(Dataset records)
######

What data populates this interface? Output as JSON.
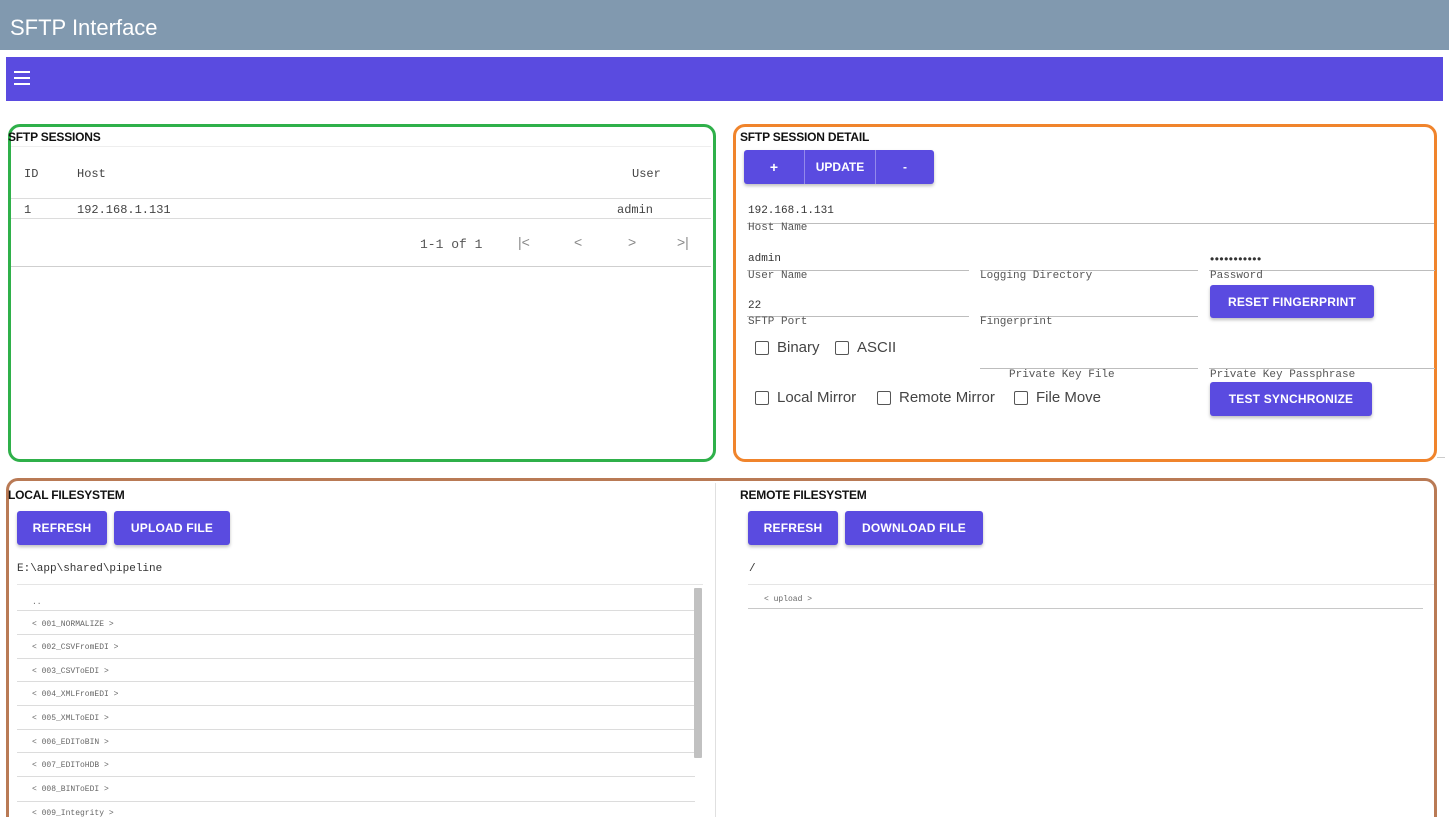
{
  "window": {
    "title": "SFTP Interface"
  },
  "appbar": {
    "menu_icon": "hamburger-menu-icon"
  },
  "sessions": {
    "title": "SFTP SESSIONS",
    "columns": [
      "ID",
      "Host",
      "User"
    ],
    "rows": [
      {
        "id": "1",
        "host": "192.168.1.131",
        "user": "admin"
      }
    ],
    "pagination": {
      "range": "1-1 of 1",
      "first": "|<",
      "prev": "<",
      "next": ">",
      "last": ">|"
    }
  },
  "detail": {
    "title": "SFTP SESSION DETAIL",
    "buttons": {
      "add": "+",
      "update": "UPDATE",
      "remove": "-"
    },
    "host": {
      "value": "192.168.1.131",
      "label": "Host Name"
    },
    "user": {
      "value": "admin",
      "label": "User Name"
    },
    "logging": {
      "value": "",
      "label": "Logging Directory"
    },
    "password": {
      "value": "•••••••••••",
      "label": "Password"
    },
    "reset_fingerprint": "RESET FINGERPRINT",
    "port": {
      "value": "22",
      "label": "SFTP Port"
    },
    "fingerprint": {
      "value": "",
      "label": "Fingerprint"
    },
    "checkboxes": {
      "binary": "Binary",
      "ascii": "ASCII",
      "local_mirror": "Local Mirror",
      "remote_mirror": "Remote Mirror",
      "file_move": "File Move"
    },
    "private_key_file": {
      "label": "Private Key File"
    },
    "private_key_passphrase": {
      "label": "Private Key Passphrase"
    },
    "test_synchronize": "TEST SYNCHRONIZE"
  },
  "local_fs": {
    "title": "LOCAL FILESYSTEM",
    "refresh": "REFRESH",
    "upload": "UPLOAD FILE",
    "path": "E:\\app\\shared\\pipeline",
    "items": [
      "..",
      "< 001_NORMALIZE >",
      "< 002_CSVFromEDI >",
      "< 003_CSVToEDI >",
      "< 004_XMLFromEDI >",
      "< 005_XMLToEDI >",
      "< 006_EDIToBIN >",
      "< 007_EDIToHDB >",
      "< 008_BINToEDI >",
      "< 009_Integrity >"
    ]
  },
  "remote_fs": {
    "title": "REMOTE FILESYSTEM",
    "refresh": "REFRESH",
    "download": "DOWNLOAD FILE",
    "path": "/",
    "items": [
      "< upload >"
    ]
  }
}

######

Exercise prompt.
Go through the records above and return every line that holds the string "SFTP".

Finished task.
    "title": "SFTP Interface"
    "title": "SFTP SESSIONS",
    "title": "SFTP SESSION DETAIL",
      "label": "SFTP Port"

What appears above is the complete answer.